Yes, words are extremely important and necessary, especially when you are creating a submission (even a small package one). Underwriters need detailed information about the nature of a risk, from the description of business operations, to the construction of the walls, to the neighbouring structures and tenants. 

But, brokers aren't really known for being verbose with the written word, especially when it comes to their submissions. And that's okay - you're not Shakespeare, and your underwriters are not looking for the next Pulitzer Prize. But they are looking for you to create a compelling story about the nature of a risk.

Instead, use these 5 pictures to help create submissions your underwriters will love.

1. Stock and equipment

Let's imagine you are preparing a submission for a new pizzeria that has opened up. Do they use gas ovens or a big wood burning oven? 

pizzeria_wood_oven 

2. Interior

What does the inside of the establishment look like? Are there any risks?

pizzeria_serving

3. Exterior

What does the outside of the establishment look like? Is there outdoor seating?

pizzeria_exterior

 

4. Neighbouring structures and tenants

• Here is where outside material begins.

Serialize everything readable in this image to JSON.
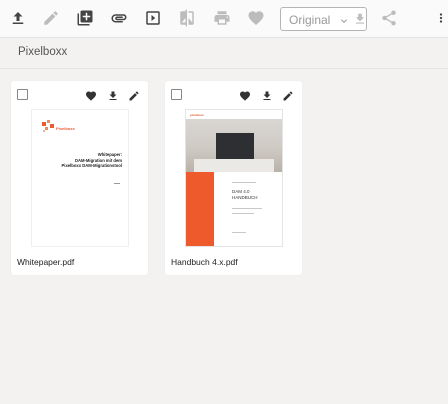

Who is to the left and right of the insured? Is there anyone in front or behind? Are the buildings joined? Is there a water hazard?

pizzeria_venice

 

5. Multiple locations

If the insured has multiple locations, it is helpful to include pictures of each. This gives the underwriter an idea of the scope of their operations.

 

Of course, you can always submit a Request For Quote (RFQ) with no pictures. But this is boring, and doesn't help your underwriter understand the full nature of the risk. More importantly, the pictures you use in your submission can be easily put into your proposal back to the prospect.

So go ahead. Channel your inner Leibovitz or Adams or Capa. Your underwriters will love you for it.